## TASK REQUIREMENTS
Report back every line of the entries that contains "text", exactly as written.

## DATASET

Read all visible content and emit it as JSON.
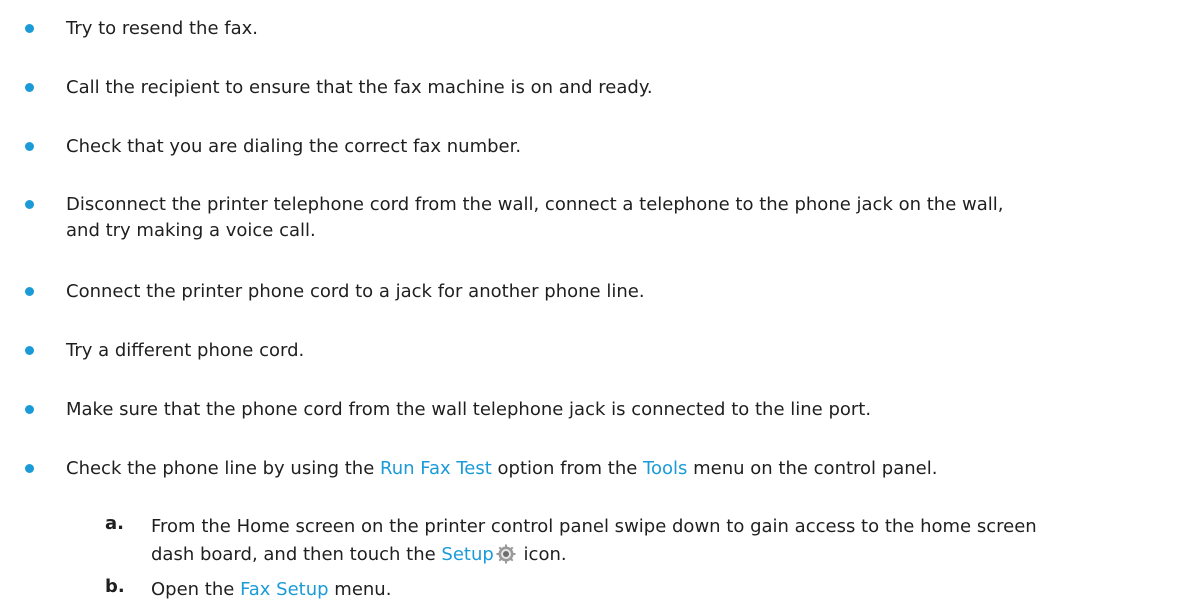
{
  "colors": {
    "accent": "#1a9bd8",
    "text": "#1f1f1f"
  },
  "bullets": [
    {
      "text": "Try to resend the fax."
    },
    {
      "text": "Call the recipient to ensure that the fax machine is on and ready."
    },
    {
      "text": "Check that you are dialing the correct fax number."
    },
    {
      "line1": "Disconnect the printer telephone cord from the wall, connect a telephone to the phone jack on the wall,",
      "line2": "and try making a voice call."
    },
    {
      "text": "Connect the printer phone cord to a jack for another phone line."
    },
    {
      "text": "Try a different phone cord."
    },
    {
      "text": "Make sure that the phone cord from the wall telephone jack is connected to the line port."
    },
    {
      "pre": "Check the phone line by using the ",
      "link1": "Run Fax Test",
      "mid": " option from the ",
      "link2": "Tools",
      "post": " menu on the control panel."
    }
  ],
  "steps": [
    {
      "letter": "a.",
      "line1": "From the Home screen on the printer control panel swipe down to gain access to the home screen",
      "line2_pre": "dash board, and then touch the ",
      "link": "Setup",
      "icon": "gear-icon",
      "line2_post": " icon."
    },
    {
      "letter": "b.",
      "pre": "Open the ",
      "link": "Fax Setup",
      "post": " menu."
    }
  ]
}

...

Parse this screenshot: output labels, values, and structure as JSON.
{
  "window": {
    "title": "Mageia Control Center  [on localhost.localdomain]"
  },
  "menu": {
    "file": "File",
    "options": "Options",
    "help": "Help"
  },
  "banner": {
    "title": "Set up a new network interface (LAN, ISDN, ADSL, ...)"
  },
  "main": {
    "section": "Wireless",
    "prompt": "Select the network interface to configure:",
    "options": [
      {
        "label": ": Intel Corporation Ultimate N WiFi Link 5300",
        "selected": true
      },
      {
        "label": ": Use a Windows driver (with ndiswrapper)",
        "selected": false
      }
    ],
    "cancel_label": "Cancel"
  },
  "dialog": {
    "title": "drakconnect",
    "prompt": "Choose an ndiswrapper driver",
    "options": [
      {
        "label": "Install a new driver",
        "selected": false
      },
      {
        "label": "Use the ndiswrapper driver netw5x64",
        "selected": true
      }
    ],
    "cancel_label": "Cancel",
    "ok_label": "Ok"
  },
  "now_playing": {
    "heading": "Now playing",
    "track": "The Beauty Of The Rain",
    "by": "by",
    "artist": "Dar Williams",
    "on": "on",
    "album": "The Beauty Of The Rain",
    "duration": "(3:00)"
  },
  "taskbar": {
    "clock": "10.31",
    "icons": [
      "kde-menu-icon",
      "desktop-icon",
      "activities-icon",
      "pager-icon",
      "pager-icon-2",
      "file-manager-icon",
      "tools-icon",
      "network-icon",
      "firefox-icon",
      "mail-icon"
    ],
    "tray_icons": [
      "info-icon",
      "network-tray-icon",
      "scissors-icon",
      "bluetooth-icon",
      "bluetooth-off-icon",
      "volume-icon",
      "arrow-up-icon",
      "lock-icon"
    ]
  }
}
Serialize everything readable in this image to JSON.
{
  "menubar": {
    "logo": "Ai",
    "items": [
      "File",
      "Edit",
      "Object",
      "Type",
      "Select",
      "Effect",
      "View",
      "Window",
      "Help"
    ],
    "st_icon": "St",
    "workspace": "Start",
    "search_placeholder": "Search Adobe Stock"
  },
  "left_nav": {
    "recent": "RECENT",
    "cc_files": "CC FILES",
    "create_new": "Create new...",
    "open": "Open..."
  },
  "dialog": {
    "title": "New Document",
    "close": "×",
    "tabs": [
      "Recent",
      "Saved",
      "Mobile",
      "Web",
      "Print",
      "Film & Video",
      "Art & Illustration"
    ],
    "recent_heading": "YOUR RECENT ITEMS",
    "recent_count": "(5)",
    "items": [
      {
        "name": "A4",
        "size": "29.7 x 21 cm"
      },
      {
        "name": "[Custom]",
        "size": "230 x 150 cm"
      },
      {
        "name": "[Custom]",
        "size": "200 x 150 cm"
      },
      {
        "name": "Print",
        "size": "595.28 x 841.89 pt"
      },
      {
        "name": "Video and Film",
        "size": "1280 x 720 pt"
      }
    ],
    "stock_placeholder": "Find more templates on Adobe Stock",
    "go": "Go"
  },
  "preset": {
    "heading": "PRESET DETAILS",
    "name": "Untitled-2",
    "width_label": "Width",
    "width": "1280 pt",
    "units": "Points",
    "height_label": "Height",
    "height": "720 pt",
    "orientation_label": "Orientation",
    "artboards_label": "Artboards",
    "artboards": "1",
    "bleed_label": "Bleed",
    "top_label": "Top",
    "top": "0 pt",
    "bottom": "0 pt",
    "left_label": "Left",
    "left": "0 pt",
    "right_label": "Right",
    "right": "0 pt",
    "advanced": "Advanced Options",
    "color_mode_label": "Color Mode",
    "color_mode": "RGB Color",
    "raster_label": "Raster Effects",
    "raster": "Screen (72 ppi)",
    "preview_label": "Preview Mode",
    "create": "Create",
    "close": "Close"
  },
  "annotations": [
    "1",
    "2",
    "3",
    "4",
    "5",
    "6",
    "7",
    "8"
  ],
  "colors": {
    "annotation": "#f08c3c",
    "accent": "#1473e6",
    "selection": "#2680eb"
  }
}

## WRITTEN RESPONSE
    "text": "#1f1f1f"
      "text": "Try to resend the fax."
      "text": "Call the recipient to ensure that the fax machine is on and ready."
      "text": "Check that you are dialing the correct fax number."
      "text": "Connect the printer phone cord to a jack for another phone line."
      "text": "Try a different phone cord."
      "text": "Make sure that the phone cord from the wall telephone jack is connected to the line port."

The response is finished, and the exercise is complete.